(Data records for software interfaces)

[Start of Attachment]

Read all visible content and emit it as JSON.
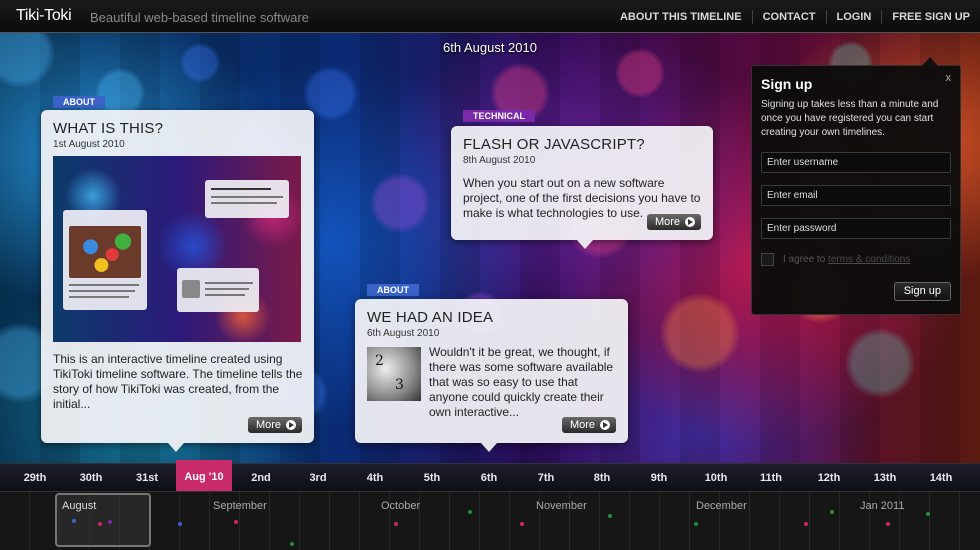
{
  "header": {
    "logo": "Tiki-Toki",
    "tagline": "Beautiful web-based timeline software",
    "nav": [
      "ABOUT THIS TIMELINE",
      "CONTACT",
      "LOGIN",
      "FREE SIGN UP"
    ]
  },
  "timeline": {
    "current_date": "6th August 2010"
  },
  "stories": [
    {
      "tag": "ABOUT",
      "title": "WHAT IS THIS?",
      "date": "1st August 2010",
      "text": "This is an interactive timeline created using TikiToki timeline software. The timeline tells the story of how TikiToki was created, from the initial...",
      "more": "More"
    },
    {
      "tag": "TECHNICAL",
      "title": "FLASH OR JAVASCRIPT?",
      "date": "8th August 2010",
      "text": "When you start out on a new software project, one of the first decisions you have to make is what technologies to use.",
      "more": "More"
    },
    {
      "tag": "ABOUT",
      "title": "WE HAD AN IDEA",
      "date": "6th August 2010",
      "text": "Wouldn't it be great, we thought, if there was some software available that was so easy to use that anyone could quickly create their own interactive...",
      "more": "More"
    }
  ],
  "signup": {
    "title": "Sign up",
    "close": "x",
    "intro": "Signing up takes less than a minute and once you have registered you can start creating your own timelines.",
    "username_placeholder": "Enter username",
    "email_placeholder": "Enter email",
    "password_placeholder": "Enter password",
    "agree_text": "I agree to",
    "terms_link": "terms & conditions",
    "submit": "Sign up"
  },
  "days": [
    "29th",
    "30th",
    "31st",
    "Aug '10",
    "2nd",
    "3rd",
    "4th",
    "5th",
    "6th",
    "7th",
    "8th",
    "9th",
    "10th",
    "11th",
    "12th",
    "13th",
    "14th"
  ],
  "active_day": "Aug '10",
  "months": [
    "August",
    "September",
    "October",
    "November",
    "December",
    "Jan 2011"
  ],
  "colors": {
    "about_tag": "#3a63c9",
    "technical_tag": "#7a2aa8",
    "active_day": "#c92a6a"
  }
}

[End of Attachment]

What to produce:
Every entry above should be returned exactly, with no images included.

Written reply:
Read all visible content and emit it as JSON.
{
  "header": {
    "logo": "Tiki-Toki",
    "tagline": "Beautiful web-based timeline software",
    "nav": [
      "ABOUT THIS TIMELINE",
      "CONTACT",
      "LOGIN",
      "FREE SIGN UP"
    ]
  },
  "timeline": {
    "current_date": "6th August 2010"
  },
  "stories": [
    {
      "tag": "ABOUT",
      "title": "WHAT IS THIS?",
      "date": "1st August 2010",
      "text": "This is an interactive timeline created using TikiToki timeline software. The timeline tells the story of how TikiToki was created, from the initial...",
      "more": "More"
    },
    {
      "tag": "TECHNICAL",
      "title": "FLASH OR JAVASCRIPT?",
      "date": "8th August 2010",
      "text": "When you start out on a new software project, one of the first decisions you have to make is what technologies to use.",
      "more": "More"
    },
    {
      "tag": "ABOUT",
      "title": "WE HAD AN IDEA",
      "date": "6th August 2010",
      "text": "Wouldn't it be great, we thought, if there was some software available that was so easy to use that anyone could quickly create their own interactive...",
      "more": "More"
    }
  ],
  "signup": {
    "title": "Sign up",
    "close": "x",
    "intro": "Signing up takes less than a minute and once you have registered you can start creating your own timelines.",
    "username_placeholder": "Enter username",
    "email_placeholder": "Enter email",
    "password_placeholder": "Enter password",
    "agree_text": "I agree to",
    "terms_link": "terms & conditions",
    "submit": "Sign up"
  },
  "days": [
    "29th",
    "30th",
    "31st",
    "Aug '10",
    "2nd",
    "3rd",
    "4th",
    "5th",
    "6th",
    "7th",
    "8th",
    "9th",
    "10th",
    "11th",
    "12th",
    "13th",
    "14th"
  ],
  "active_day": "Aug '10",
  "months": [
    "August",
    "September",
    "October",
    "November",
    "December",
    "Jan 2011"
  ],
  "colors": {
    "about_tag": "#3a63c9",
    "technical_tag": "#7a2aa8",
    "active_day": "#c92a6a"
  }
}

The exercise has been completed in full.